## To do
From the first line to the last, retype the records exactly and skip the pictures.
_ _ _ _ _
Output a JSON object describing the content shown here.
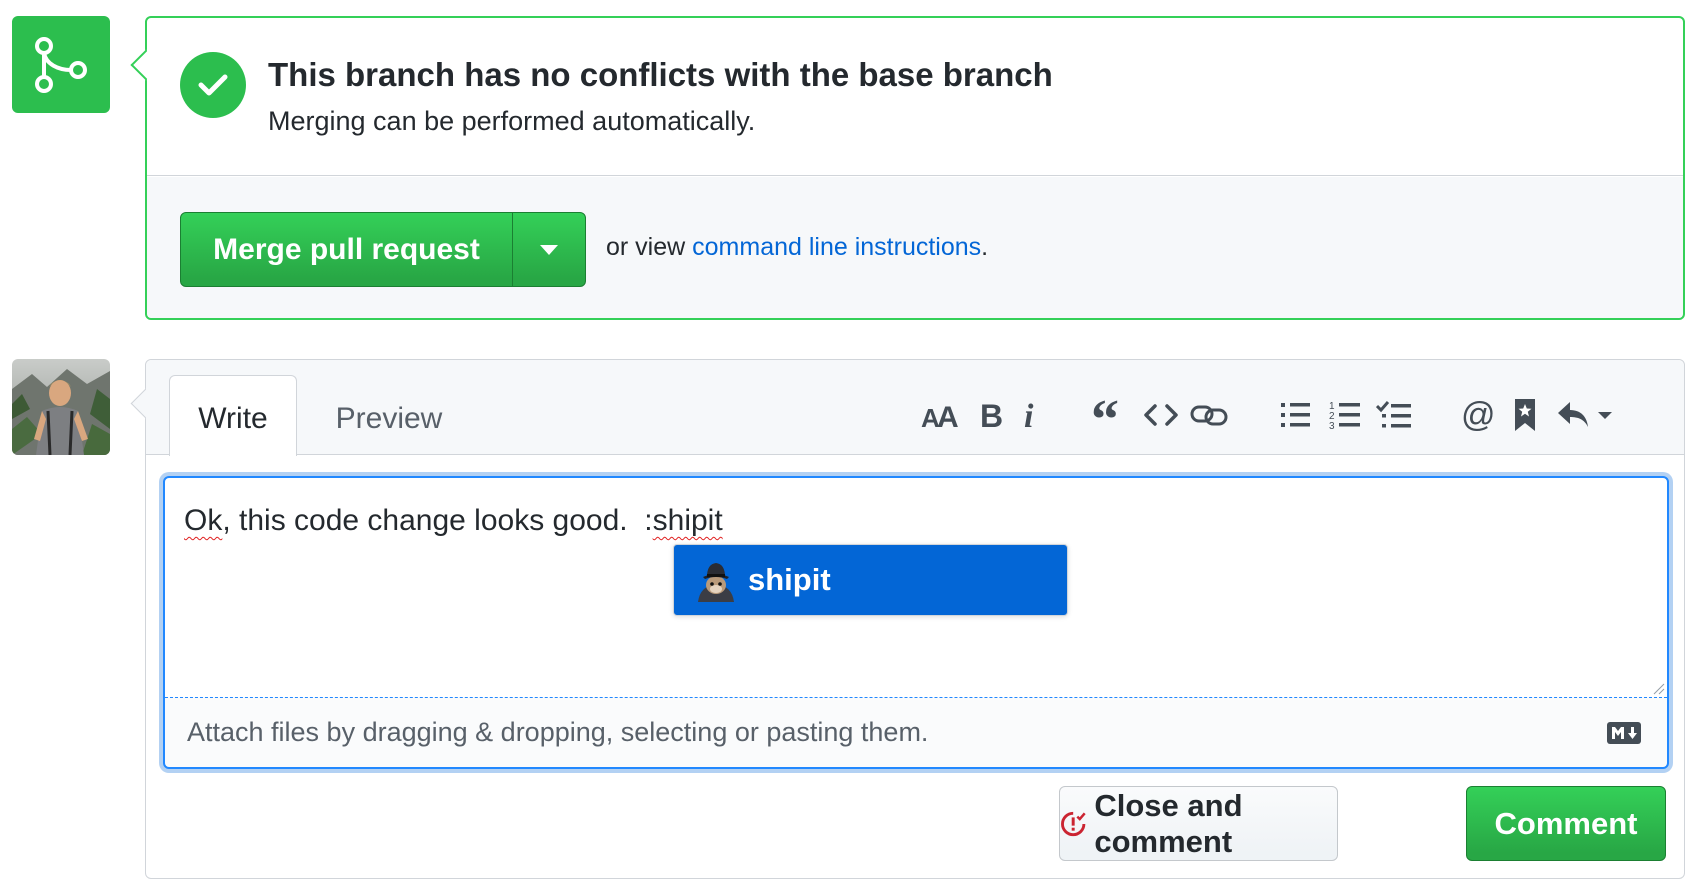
{
  "merge": {
    "title": "This branch has no conflicts with the base branch",
    "subtitle": "Merging can be performed automatically.",
    "merge_button": "Merge pull request",
    "alt_prefix": "or view ",
    "alt_link": "command line instructions",
    "alt_suffix": ".",
    "icon": "git-merge-icon",
    "status_color": "#2cbe4e"
  },
  "comment": {
    "tabs": [
      {
        "label": "Write",
        "active": true
      },
      {
        "label": "Preview",
        "active": false
      }
    ],
    "toolbar": [
      "text-size-icon",
      "bold-icon",
      "italic-icon",
      "quote-icon",
      "code-icon",
      "link-icon",
      "unordered-list-icon",
      "ordered-list-icon",
      "task-list-icon",
      "mention-icon",
      "reference-icon",
      "saved-reply-icon"
    ],
    "text_before": "Ok",
    "text_middle": ", this code change looks good.  :",
    "text_after": "shipit",
    "suggestion": "shipit",
    "attach_hint": "Attach files by dragging & dropping, selecting or pasting them.",
    "close_button": "Close and comment",
    "comment_button": "Comment",
    "accent_color": "#0366d6"
  }
}
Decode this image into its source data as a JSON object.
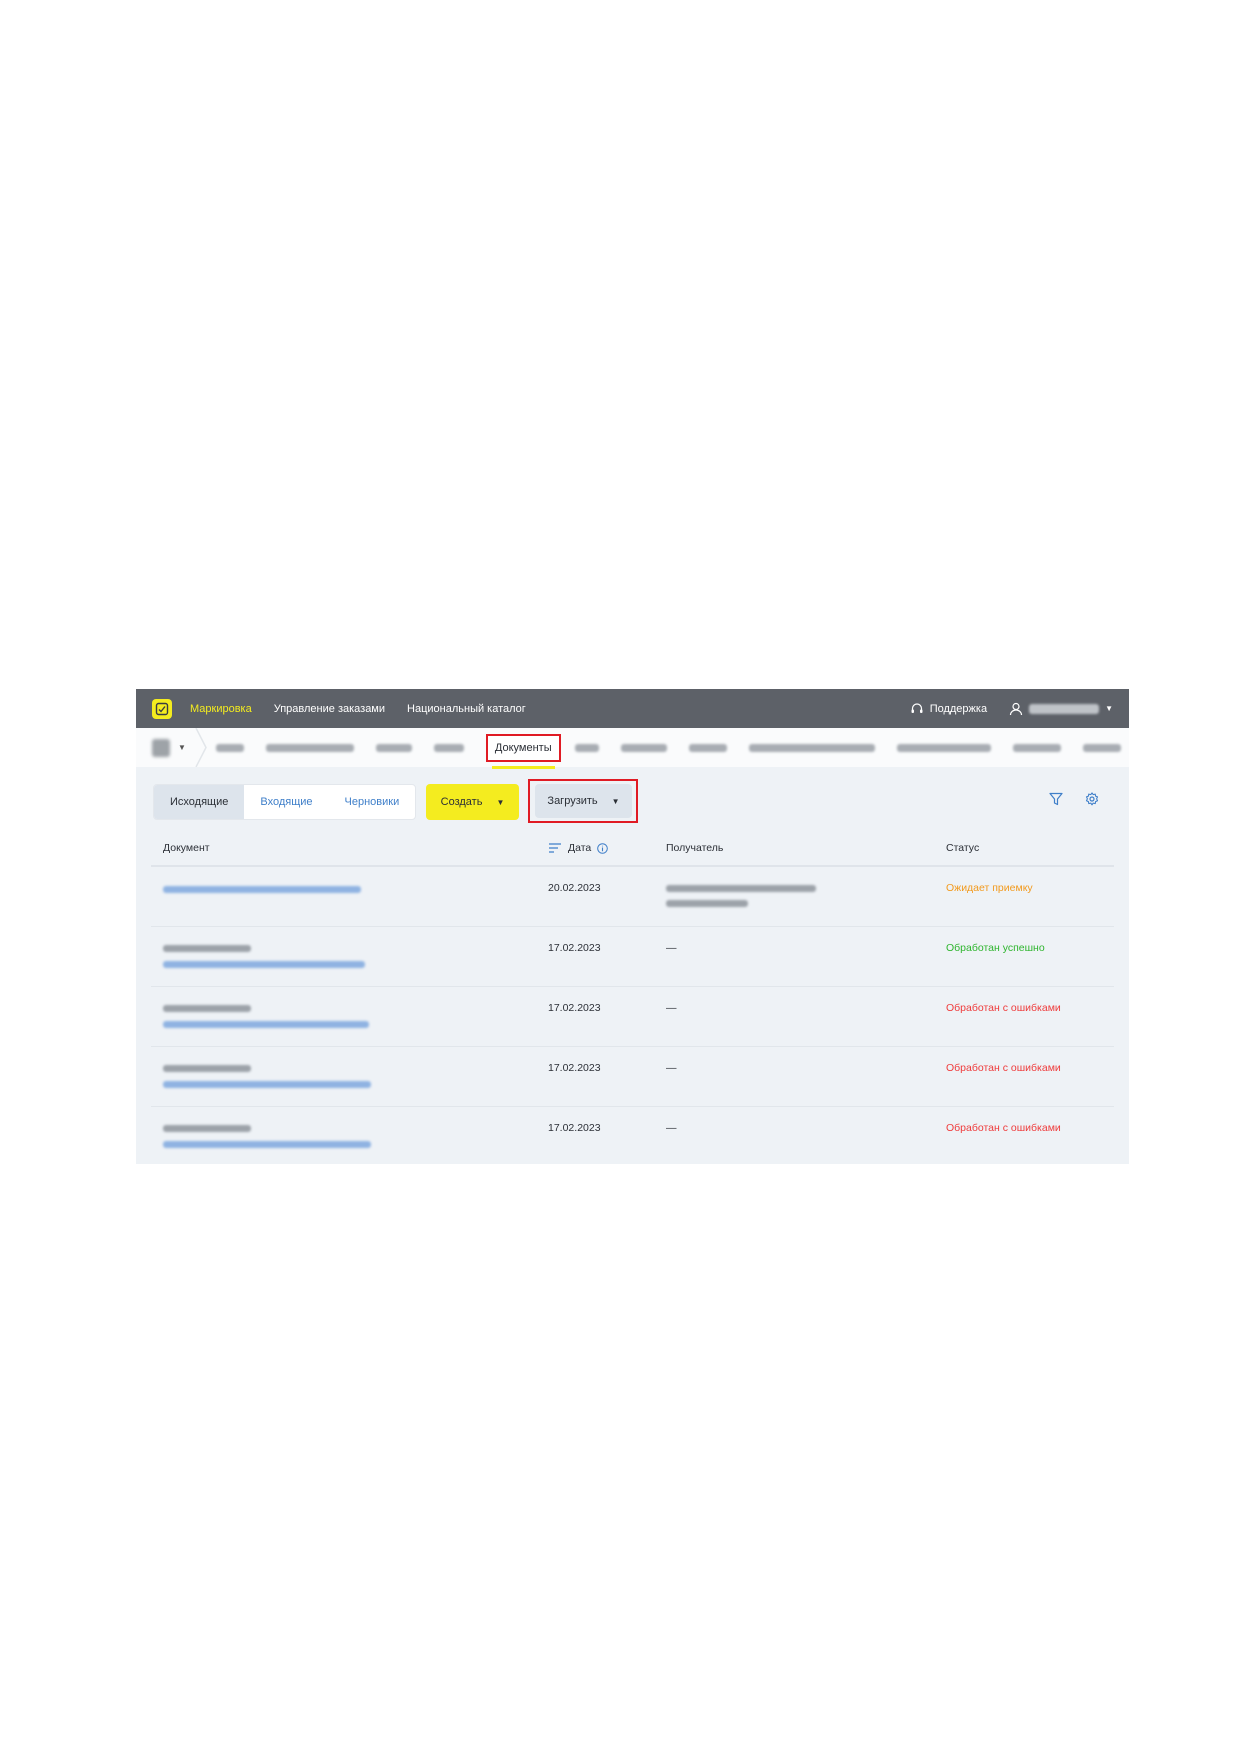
{
  "topbar": {
    "items": [
      {
        "label": "Маркировка",
        "active": true
      },
      {
        "label": "Управление заказами",
        "active": false
      },
      {
        "label": "Национальный каталог",
        "active": false
      }
    ],
    "support_label": "Поддержка"
  },
  "subnav": {
    "active_tab": "Документы"
  },
  "toolbar": {
    "segments": [
      "Исходящие",
      "Входящие",
      "Черновики"
    ],
    "create_label": "Создать",
    "upload_label": "Загрузить"
  },
  "table": {
    "headers": {
      "document": "Документ",
      "date": "Дата",
      "recipient": "Получатель",
      "status": "Статус"
    },
    "rows": [
      {
        "date": "20.02.2023",
        "recipient": "",
        "status": "Ожидает приемку",
        "status_type": "wait"
      },
      {
        "date": "17.02.2023",
        "recipient": "—",
        "status": "Обработан успешно",
        "status_type": "ok"
      },
      {
        "date": "17.02.2023",
        "recipient": "—",
        "status": "Обработан с ошибками",
        "status_type": "err"
      },
      {
        "date": "17.02.2023",
        "recipient": "—",
        "status": "Обработан с ошибками",
        "status_type": "err"
      },
      {
        "date": "17.02.2023",
        "recipient": "—",
        "status": "Обработан с ошибками",
        "status_type": "err"
      }
    ]
  },
  "colors": {
    "brand_yellow": "#f4ec1f",
    "topbar_bg": "#5d6168",
    "highlight_red": "#e01b24",
    "link_blue": "#3f7fc9"
  }
}
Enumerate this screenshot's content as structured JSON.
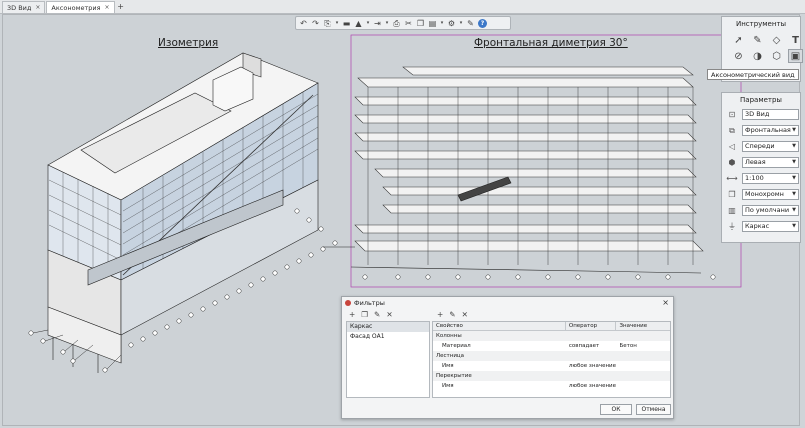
{
  "tabs": [
    {
      "label": "3D Вид",
      "active": false
    },
    {
      "label": "Аксонометрия",
      "active": true
    }
  ],
  "tab_close": "×",
  "tab_add": "+",
  "toolbar": {
    "icons": [
      "undo-icon",
      "redo-icon",
      "copy-view-icon",
      "dropdown-icon",
      "folder-icon",
      "stamp-icon",
      "dropdown-icon",
      "export-icon",
      "dropdown-icon",
      "print-icon",
      "cut-icon",
      "copy-icon",
      "paste-icon",
      "dropdown-icon",
      "settings-icon",
      "dropdown-icon",
      "wrench-icon",
      "help-icon"
    ]
  },
  "drawings": {
    "left_title": "Изометрия",
    "right_title": "Фронтальная диметрия 30°"
  },
  "tools_panel": {
    "title": "Инструменты",
    "tooltip": "Аксонометрический вид"
  },
  "params_panel": {
    "title": "Параметры",
    "name_value": "3D Вид",
    "projection": "Фронтальная",
    "direction": "Спереди",
    "side": "Левая",
    "scale": "1:100",
    "color_mode": "Монохромн",
    "style": "По умолчани",
    "filter": "Каркас"
  },
  "filters_dialog": {
    "title": "Фильтры",
    "close": "×",
    "filters": [
      "Каркас",
      "Фасад ОА1"
    ],
    "selected_filter": "Каркас",
    "columns": [
      "Свойство",
      "Оператор",
      "Значение"
    ],
    "rows": [
      {
        "type": "group",
        "property": "Колонны",
        "operator": "",
        "value": ""
      },
      {
        "type": "rule",
        "property": "Материал",
        "operator": "совпадает",
        "value": "Бетон"
      },
      {
        "type": "group",
        "property": "Лестница",
        "operator": "",
        "value": ""
      },
      {
        "type": "rule",
        "property": "Имя",
        "operator": "любое значение",
        "value": ""
      },
      {
        "type": "group",
        "property": "Перекрытие",
        "operator": "",
        "value": ""
      },
      {
        "type": "rule",
        "property": "Имя",
        "operator": "любое значение",
        "value": ""
      }
    ],
    "ok_label": "ОК",
    "cancel_label": "Отмена"
  },
  "colors": {
    "selection_frame": "#b040b0",
    "dialog_logo": "#c8453c",
    "help_icon": "#3c78c8"
  }
}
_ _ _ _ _
## Answer for this exercise
Output a JSON object describing the content shown here.
{
  "merge": {
    "title": "This branch has no conflicts with the base branch",
    "subtitle": "Merging can be performed automatically.",
    "merge_button": "Merge pull request",
    "alt_prefix": "or view ",
    "alt_link": "command line instructions",
    "alt_suffix": ".",
    "icon": "git-merge-icon",
    "status_color": "#2cbe4e"
  },
  "comment": {
    "tabs": [
      {
        "label": "Write",
        "active": true
      },
      {
        "label": "Preview",
        "active": false
      }
    ],
    "toolbar": [
      "text-size-icon",
      "bold-icon",
      "italic-icon",
      "quote-icon",
      "code-icon",
      "link-icon",
      "unordered-list-icon",
      "ordered-list-icon",
      "task-list-icon",
      "mention-icon",
      "reference-icon",
      "saved-reply-icon"
    ],
    "text_before": "Ok",
    "text_middle": ", this code change looks good.  :",
    "text_after": "shipit",
    "suggestion": "shipit",
    "attach_hint": "Attach files by dragging & dropping, selecting or pasting them.",
    "close_button": "Close and comment",
    "comment_button": "Comment",
    "accent_color": "#0366d6"
  }
}
Decode this image into its source data as a JSON object.
{
  "topbar": {
    "items": [
      {
        "label": "Маркировка",
        "active": true
      },
      {
        "label": "Управление заказами",
        "active": false
      },
      {
        "label": "Национальный каталог",
        "active": false
      }
    ],
    "support_label": "Поддержка"
  },
  "subnav": {
    "active_tab": "Документы"
  },
  "toolbar": {
    "segments": [
      "Исходящие",
      "Входящие",
      "Черновики"
    ],
    "create_label": "Создать",
    "upload_label": "Загрузить"
  },
  "table": {
    "headers": {
      "document": "Документ",
      "date": "Дата",
      "recipient": "Получатель",
      "status": "Статус"
    },
    "rows": [
      {
        "date": "20.02.2023",
        "recipient": "",
        "status": "Ожидает приемку",
        "status_type": "wait"
      },
      {
        "date": "17.02.2023",
        "recipient": "—",
        "status": "Обработан успешно",
        "status_type": "ok"
      },
      {
        "date": "17.02.2023",
        "recipient": "—",
        "status": "Обработан с ошибками",
        "status_type": "err"
      },
      {
        "date": "17.02.2023",
        "recipient": "—",
        "status": "Обработан с ошибками",
        "status_type": "err"
      },
      {
        "date": "17.02.2023",
        "recipient": "—",
        "status": "Обработан с ошибками",
        "status_type": "err"
      }
    ]
  },
  "colors": {
    "brand_yellow": "#f4ec1f",
    "topbar_bg": "#5d6168",
    "highlight_red": "#e01b24",
    "link_blue": "#3f7fc9"
  }
}
Enumerate this screenshot's content as structured JSON.
{
  "tabs": [
    {
      "label": "3D Вид",
      "active": false
    },
    {
      "label": "Аксонометрия",
      "active": true
    }
  ],
  "tab_close": "×",
  "tab_add": "+",
  "toolbar": {
    "icons": [
      "undo-icon",
      "redo-icon",
      "copy-view-icon",
      "dropdown-icon",
      "folder-icon",
      "stamp-icon",
      "dropdown-icon",
      "export-icon",
      "dropdown-icon",
      "print-icon",
      "cut-icon",
      "copy-icon",
      "paste-icon",
      "dropdown-icon",
      "settings-icon",
      "dropdown-icon",
      "wrench-icon",
      "help-icon"
    ]
  },
  "drawings": {
    "left_title": "Изометрия",
    "right_title": "Фронтальная диметрия 30°"
  },
  "tools_panel": {
    "title": "Инструменты",
    "tooltip": "Аксонометрический вид"
  },
  "params_panel": {
    "title": "Параметры",
    "name_value": "3D Вид",
    "projection": "Фронтальная",
    "direction": "Спереди",
    "side": "Левая",
    "scale": "1:100",
    "color_mode": "Монохромн",
    "style": "По умолчани",
    "filter": "Каркас"
  },
  "filters_dialog": {
    "title": "Фильтры",
    "close": "×",
    "filters": [
      "Каркас",
      "Фасад ОА1"
    ],
    "selected_filter": "Каркас",
    "columns": [
      "Свойство",
      "Оператор",
      "Значение"
    ],
    "rows": [
      {
        "type": "group",
        "property": "Колонны",
        "operator": "",
        "value": ""
      },
      {
        "type": "rule",
        "property": "Материал",
        "operator": "совпадает",
        "value": "Бетон"
      },
      {
        "type": "group",
        "property": "Лестница",
        "operator": "",
        "value": ""
      },
      {
        "type": "rule",
        "property": "Имя",
        "operator": "любое значение",
        "value": ""
      },
      {
        "type": "group",
        "property": "Перекрытие",
        "operator": "",
        "value": ""
      },
      {
        "type": "rule",
        "property": "Имя",
        "operator": "любое значение",
        "value": ""
      }
    ],
    "ok_label": "ОК",
    "cancel_label": "Отмена"
  },
  "colors": {
    "selection_frame": "#b040b0",
    "dialog_logo": "#c8453c",
    "help_icon": "#3c78c8"
  }
}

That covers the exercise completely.